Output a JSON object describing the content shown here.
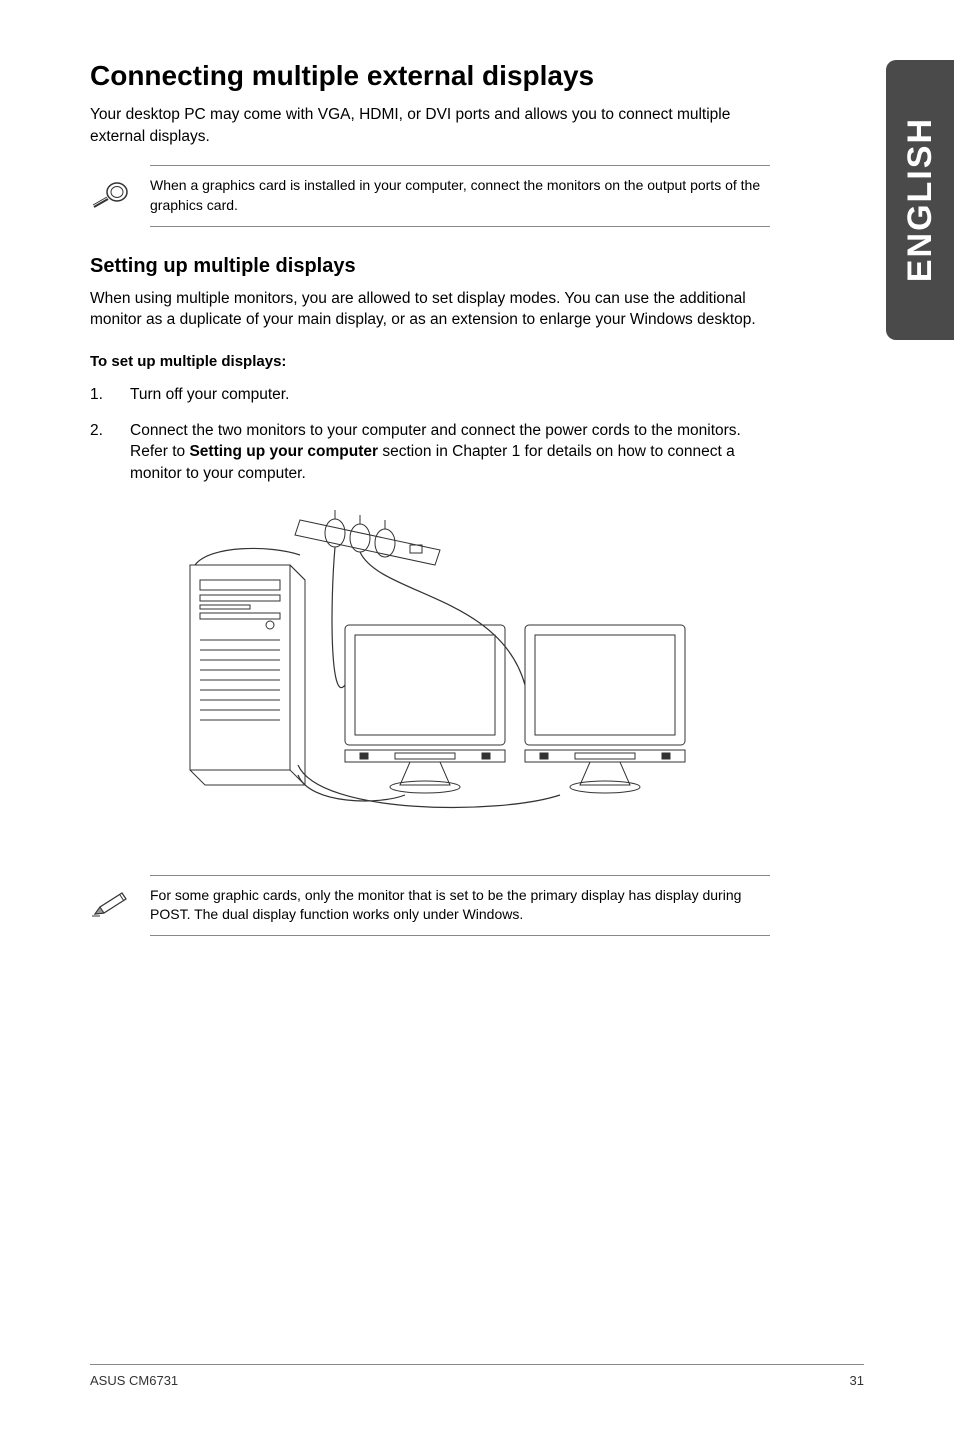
{
  "sideTab": "ENGLISH",
  "heading1": "Connecting multiple external displays",
  "intro": "Your desktop PC may come with VGA, HDMI, or DVI ports and allows you to connect multiple external displays.",
  "note1": "When a graphics card is installed in your computer, connect the monitors on the output ports of the graphics card.",
  "heading2": "Setting up multiple displays",
  "sectionText": "When using multiple monitors, you are allowed to set display modes. You can use the additional monitor as a duplicate of your main display, or as an extension to enlarge your Windows desktop.",
  "stepTitle": "To set up multiple displays:",
  "steps": [
    {
      "num": "1.",
      "text": "Turn off your computer."
    },
    {
      "num": "2.",
      "before": "Connect the two monitors to your computer and connect the power cords to the monitors. Refer to ",
      "bold": "Setting up your computer",
      "after": " section in Chapter 1 for details on how to connect a monitor to your computer."
    }
  ],
  "note2": "For some graphic cards, only the monitor that is set to be the primary display has display during POST. The dual display function works only under Windows.",
  "footer": {
    "left": "ASUS CM6731",
    "right": "31"
  }
}
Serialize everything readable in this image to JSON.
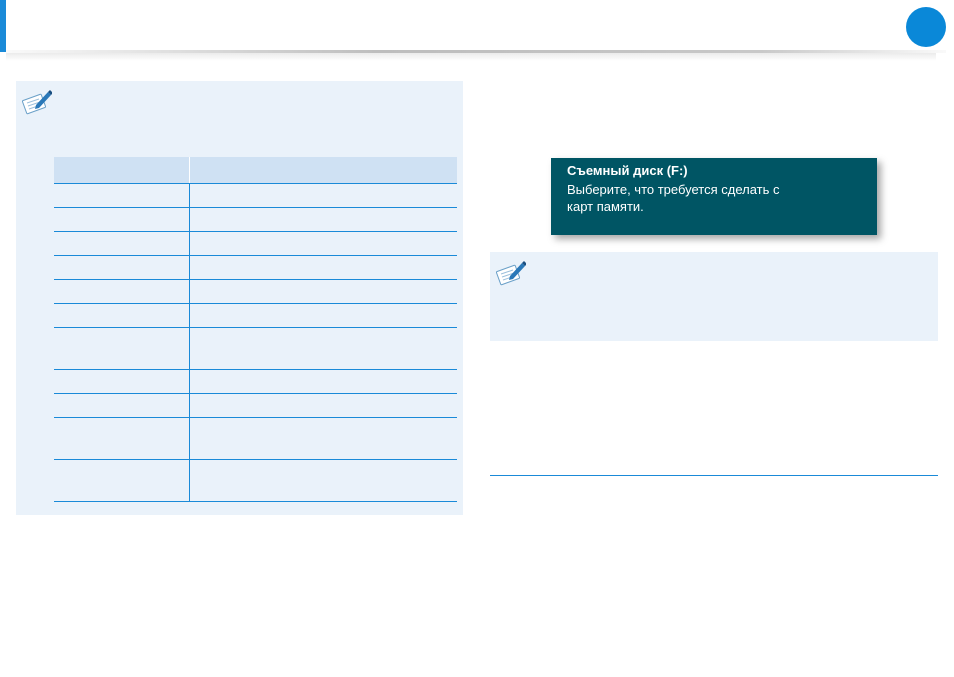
{
  "toast": {
    "title": "Съемный диск (F:)",
    "message": "Выберите, что требуется сделать с карт памяти."
  },
  "colors": {
    "accent": "#1a8ad8",
    "note_background": "#eaf2fa",
    "table_header": "#cfe1f3",
    "toast_background": "#005564"
  },
  "icons": {
    "note": "note-pencil-icon",
    "page_marker": "circle-badge"
  },
  "table": {
    "header": [
      "",
      ""
    ],
    "rows": [
      [
        "",
        ""
      ],
      [
        "",
        ""
      ],
      [
        "",
        ""
      ],
      [
        "",
        ""
      ],
      [
        "",
        ""
      ],
      [
        "",
        ""
      ],
      [
        "",
        ""
      ],
      [
        "",
        ""
      ],
      [
        "",
        ""
      ],
      [
        "",
        ""
      ],
      [
        "",
        ""
      ]
    ]
  }
}
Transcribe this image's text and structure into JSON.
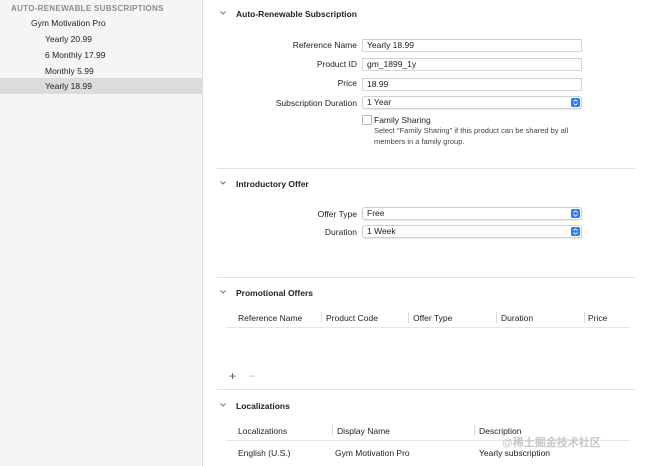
{
  "sidebar": {
    "header": "AUTO-RENEWABLE SUBSCRIPTIONS",
    "group": "Gym Motivation Pro",
    "items": [
      {
        "label": "Yearly 20.99",
        "selected": false
      },
      {
        "label": "6 Monthly 17.99",
        "selected": false
      },
      {
        "label": "Monthly 5.99",
        "selected": false
      },
      {
        "label": "Yearly 18.99",
        "selected": true
      }
    ]
  },
  "subscription": {
    "title": "Auto-Renewable Subscription",
    "reference_name_label": "Reference Name",
    "reference_name_value": "Yearly 18.99",
    "product_id_label": "Product ID",
    "product_id_value": "gm_1899_1y",
    "price_label": "Price",
    "price_value": "18.99",
    "duration_label": "Subscription Duration",
    "duration_value": "1 Year",
    "family_sharing_label": "Family Sharing",
    "family_sharing_checked": false,
    "family_sharing_help": "Select \"Family Sharing\" if this product can be shared by all members in a family group."
  },
  "intro_offer": {
    "title": "Introductory Offer",
    "offer_type_label": "Offer Type",
    "offer_type_value": "Free",
    "duration_label": "Duration",
    "duration_value": "1 Week"
  },
  "promo": {
    "title": "Promotional Offers",
    "columns": [
      "Reference Name",
      "Product Code",
      "Offer Type",
      "Duration",
      "Price"
    ],
    "add_label": "+",
    "remove_label": "−"
  },
  "localizations": {
    "title": "Localizations",
    "columns": [
      "Localizations",
      "Display Name",
      "Description"
    ],
    "rows": [
      {
        "locale": "English (U.S.)",
        "display_name": "Gym Motivation Pro",
        "description": "Yearly subscription"
      }
    ]
  },
  "watermark": "@稀土掘金技术社区",
  "colors": {
    "accent": "#2f7cf6",
    "sidebar_bg": "#f5f5f5",
    "selected_bg": "#dcdcdc"
  }
}
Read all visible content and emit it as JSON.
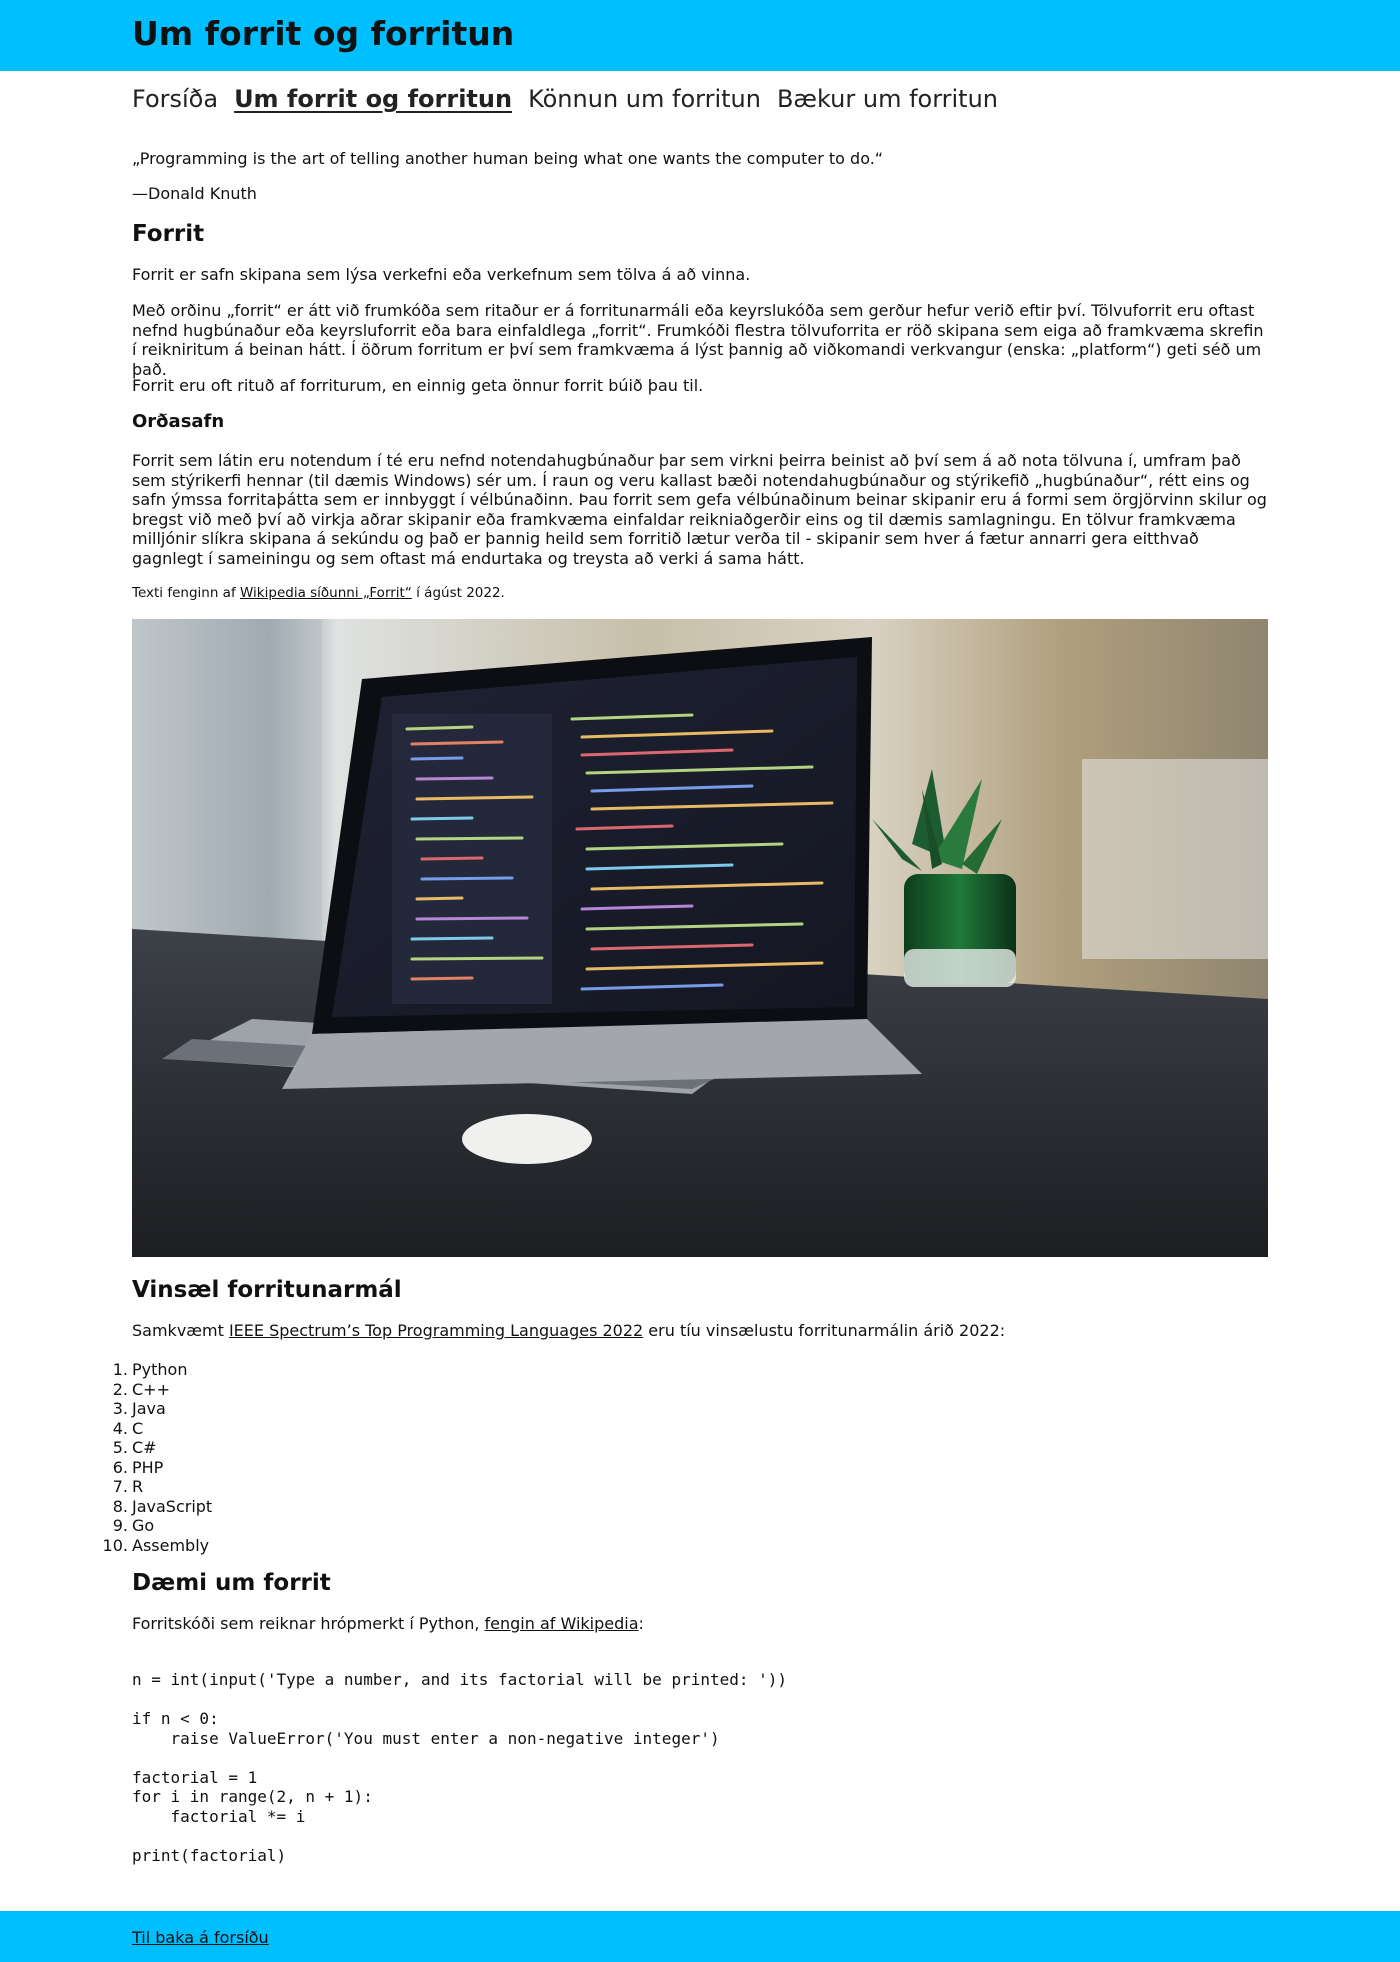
{
  "header": {
    "title": "Um forrit og forritun"
  },
  "nav": {
    "items": [
      {
        "label": "Forsíða",
        "active": false
      },
      {
        "label": "Um forrit og forritun",
        "active": true
      },
      {
        "label": "Könnun um forritun",
        "active": false
      },
      {
        "label": "Bækur um forritun",
        "active": false
      }
    ]
  },
  "quote": {
    "text": "„Programming is the art of telling another human being what one wants the computer to do.“",
    "author": "—Donald Knuth"
  },
  "section_forrit": {
    "heading": "Forrit",
    "p1": "Forrit er safn skipana sem lýsa verkefni eða verkefnum sem tölva á að vinna.",
    "p2": "Með orðinu „forrit“ er átt við frumkóða sem ritaður er á forritunarmáli eða keyrslukóða sem gerður hefur verið eftir því. Tölvuforrit eru oftast nefnd hugbúnaður eða keyrsluforrit eða bara einfaldlega „forrit“. Frumkóði flestra tölvuforrita er röð skipana sem eiga að framkvæma skrefin í reikniritum á beinan hátt. Í öðrum forritum er því sem framkvæma á lýst þannig að viðkomandi verkvangur (enska: „platform“) geti séð um það.",
    "p3": "Forrit eru oft rituð af forriturum, en einnig geta önnur forrit búið þau til."
  },
  "section_ordasafn": {
    "heading": "Orðasafn",
    "p1": "Forrit sem látin eru notendum í té eru nefnd notendahugbúnaður þar sem virkni þeirra beinist að því sem á að nota tölvuna í, umfram það sem stýrikerfi hennar (til dæmis Windows) sér um. Í raun og veru kallast bæði notendahugbúnaður og stýrikefið „hugbúnaður“, rétt eins og safn ýmssa forritaþátta sem er innbyggt í vélbúnaðinn. Þau forrit sem gefa vélbúnaðinum beinar skipanir eru á formi sem örgjörvinn skilur og bregst við með því að virkja aðrar skipanir eða framkvæma einfaldar reikniaðgerðir eins og til dæmis samlagningu. En tölvur framkvæma milljónir slíkra skipana á sekúndu og það er þannig heild sem forritið lætur verða til - skipanir sem hver á fætur annarri gera eitthvað gagnlegt í sameiningu og sem oftast má endurtaka og treysta að verki á sama hátt."
  },
  "attribution": {
    "prefix": "Texti fenginn af ",
    "link_text": "Wikipedia síðunni „Forrit“",
    "suffix": " í ágúst 2022."
  },
  "hero_image": {
    "alt": "laptop with code and a plant"
  },
  "section_langs": {
    "heading": "Vinsæl forritunarmál",
    "intro_prefix": "Samkvæmt ",
    "intro_link": "IEEE Spectrum’s Top Programming Languages 2022",
    "intro_suffix": " eru tíu vinsælustu forritunarmálin árið 2022:",
    "items": [
      "Python",
      "C++",
      "Java",
      "C",
      "C#",
      "PHP",
      "R",
      "JavaScript",
      "Go",
      "Assembly"
    ],
    "numbers": [
      "1.",
      "2.",
      "3.",
      "4.",
      "5.",
      "6.",
      "7.",
      "8.",
      "9.",
      "10."
    ]
  },
  "section_example": {
    "heading": "Dæmi um forrit",
    "intro_prefix": "Forritskóði sem reiknar hrópmerkt í Python, ",
    "intro_link": "fengin af Wikipedia",
    "intro_suffix": ":",
    "code": "n = int(input('Type a number, and its factorial will be printed: '))\n\nif n < 0:\n    raise ValueError('You must enter a non-negative integer')\n\nfactorial = 1\nfor i in range(2, n + 1):\n    factorial *= i\n\nprint(factorial)"
  },
  "footer": {
    "link": "Til baka á forsíðu"
  },
  "colors": {
    "accent": "#00bfff"
  }
}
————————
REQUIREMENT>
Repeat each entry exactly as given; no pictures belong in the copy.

WORKED SOLUTION>
Output a JSON object describing the content shown here.
{
  "sideTab": "ENGLISH",
  "heading1": "Connecting multiple external displays",
  "intro": "Your desktop PC may come with VGA, HDMI, or DVI ports and allows you to connect multiple external displays.",
  "note1": "When a graphics card is installed in your computer, connect the monitors on the output ports of the graphics card.",
  "heading2": "Setting up multiple displays",
  "sectionText": "When using multiple monitors, you are allowed to set display modes. You can use the additional monitor as a duplicate of your main display, or as an extension to enlarge your Windows desktop.",
  "stepTitle": "To set up multiple displays:",
  "steps": [
    {
      "num": "1.",
      "text": "Turn off your computer."
    },
    {
      "num": "2.",
      "before": "Connect the two monitors to your computer and connect the power cords to the monitors. Refer to ",
      "bold": "Setting up your computer",
      "after": " section in Chapter 1 for details on how to connect a monitor to your computer."
    }
  ],
  "note2": "For some graphic cards, only the monitor that is set to be the primary display has display during POST. The dual display function works only under Windows.",
  "footer": {
    "left": "ASUS CM6731",
    "right": "31"
  }
}
Serialize everything readable in this image to JSON.
{
  "toast": {
    "title": "Съемный диск (F:)",
    "message": "Выберите, что требуется сделать с карт памяти."
  },
  "colors": {
    "accent": "#1a8ad8",
    "note_background": "#eaf2fa",
    "table_header": "#cfe1f3",
    "toast_background": "#005564"
  },
  "icons": {
    "note": "note-pencil-icon",
    "page_marker": "circle-badge"
  },
  "table": {
    "header": [
      "",
      ""
    ],
    "rows": [
      [
        "",
        ""
      ],
      [
        "",
        ""
      ],
      [
        "",
        ""
      ],
      [
        "",
        ""
      ],
      [
        "",
        ""
      ],
      [
        "",
        ""
      ],
      [
        "",
        ""
      ],
      [
        "",
        ""
      ],
      [
        "",
        ""
      ],
      [
        "",
        ""
      ],
      [
        "",
        ""
      ]
    ]
  }
}
Transcribe this image's text and structure into JSON.
{
  "sidebar": {
    "header": "AUTO-RENEWABLE SUBSCRIPTIONS",
    "group": "Gym Motivation Pro",
    "items": [
      {
        "label": "Yearly 20.99",
        "selected": false
      },
      {
        "label": "6 Monthly 17.99",
        "selected": false
      },
      {
        "label": "Monthly 5.99",
        "selected": false
      },
      {
        "label": "Yearly 18.99",
        "selected": true
      }
    ]
  },
  "subscription": {
    "title": "Auto-Renewable Subscription",
    "reference_name_label": "Reference Name",
    "reference_name_value": "Yearly 18.99",
    "product_id_label": "Product ID",
    "product_id_value": "gm_1899_1y",
    "price_label": "Price",
    "price_value": "18.99",
    "duration_label": "Subscription Duration",
    "duration_value": "1 Year",
    "family_sharing_label": "Family Sharing",
    "family_sharing_checked": false,
    "family_sharing_help": "Select \"Family Sharing\" if this product can be shared by all members in a family group."
  },
  "intro_offer": {
    "title": "Introductory Offer",
    "offer_type_label": "Offer Type",
    "offer_type_value": "Free",
    "duration_label": "Duration",
    "duration_value": "1 Week"
  },
  "promo": {
    "title": "Promotional Offers",
    "columns": [
      "Reference Name",
      "Product Code",
      "Offer Type",
      "Duration",
      "Price"
    ],
    "add_label": "+",
    "remove_label": "−"
  },
  "localizations": {
    "title": "Localizations",
    "columns": [
      "Localizations",
      "Display Name",
      "Description"
    ],
    "rows": [
      {
        "locale": "English (U.S.)",
        "display_name": "Gym Motivation Pro",
        "description": "Yearly subscription"
      }
    ]
  },
  "watermark": "@稀土掘金技术社区",
  "colors": {
    "accent": "#2f7cf6",
    "sidebar_bg": "#f5f5f5",
    "selected_bg": "#dcdcdc"
  }
}
Read all visible content and emit it as JSON.
{
  "header": {
    "title": "Um forrit og forritun"
  },
  "nav": {
    "items": [
      {
        "label": "Forsíða",
        "active": false
      },
      {
        "label": "Um forrit og forritun",
        "active": true
      },
      {
        "label": "Könnun um forritun",
        "active": false
      },
      {
        "label": "Bækur um forritun",
        "active": false
      }
    ]
  },
  "quote": {
    "text": "„Programming is the art of telling another human being what one wants the computer to do.“",
    "author": "—Donald Knuth"
  },
  "section_forrit": {
    "heading": "Forrit",
    "p1": "Forrit er safn skipana sem lýsa verkefni eða verkefnum sem tölva á að vinna.",
    "p2": "Með orðinu „forrit“ er átt við frumkóða sem ritaður er á forritunarmáli eða keyrslukóða sem gerður hefur verið eftir því. Tölvuforrit eru oftast nefnd hugbúnaður eða keyrsluforrit eða bara einfaldlega „forrit“. Frumkóði flestra tölvuforrita er röð skipana sem eiga að framkvæma skrefin í reikniritum á beinan hátt. Í öðrum forritum er því sem framkvæma á lýst þannig að viðkomandi verkvangur (enska: „platform“) geti séð um það.",
    "p3": "Forrit eru oft rituð af forriturum, en einnig geta önnur forrit búið þau til."
  },
  "section_ordasafn": {
    "heading": "Orðasafn",
    "p1": "Forrit sem látin eru notendum í té eru nefnd notendahugbúnaður þar sem virkni þeirra beinist að því sem á að nota tölvuna í, umfram það sem stýrikerfi hennar (til dæmis Windows) sér um. Í raun og veru kallast bæði notendahugbúnaður og stýrikefið „hugbúnaður“, rétt eins og safn ýmssa forritaþátta sem er innbyggt í vélbúnaðinn. Þau forrit sem gefa vélbúnaðinum beinar skipanir eru á formi sem örgjörvinn skilur og bregst við með því að virkja aðrar skipanir eða framkvæma einfaldar reikniaðgerðir eins og til dæmis samlagningu. En tölvur framkvæma milljónir slíkra skipana á sekúndu og það er þannig heild sem forritið lætur verða til - skipanir sem hver á fætur annarri gera eitthvað gagnlegt í sameiningu og sem oftast má endurtaka og treysta að verki á sama hátt."
  },
  "attribution": {
    "prefix": "Texti fenginn af ",
    "link_text": "Wikipedia síðunni „Forrit“",
    "suffix": " í ágúst 2022."
  },
  "hero_image": {
    "alt": "laptop with code and a plant"
  },
  "section_langs": {
    "heading": "Vinsæl forritunarmál",
    "intro_prefix": "Samkvæmt ",
    "intro_link": "IEEE Spectrum’s Top Programming Languages 2022",
    "intro_suffix": " eru tíu vinsælustu forritunarmálin árið 2022:",
    "items": [
      "Python",
      "C++",
      "Java",
      "C",
      "C#",
      "PHP",
      "R",
      "JavaScript",
      "Go",
      "Assembly"
    ],
    "numbers": [
      "1.",
      "2.",
      "3.",
      "4.",
      "5.",
      "6.",
      "7.",
      "8.",
      "9.",
      "10."
    ]
  },
  "section_example": {
    "heading": "Dæmi um forrit",
    "intro_prefix": "Forritskóði sem reiknar hrópmerkt í Python, ",
    "intro_link": "fengin af Wikipedia",
    "intro_suffix": ":",
    "code": "n = int(input('Type a number, and its factorial will be printed: '))\n\nif n < 0:\n    raise ValueError('You must enter a non-negative integer')\n\nfactorial = 1\nfor i in range(2, n + 1):\n    factorial *= i\n\nprint(factorial)"
  },
  "footer": {
    "link": "Til baka á forsíðu"
  },
  "colors": {
    "accent": "#00bfff"
  }
}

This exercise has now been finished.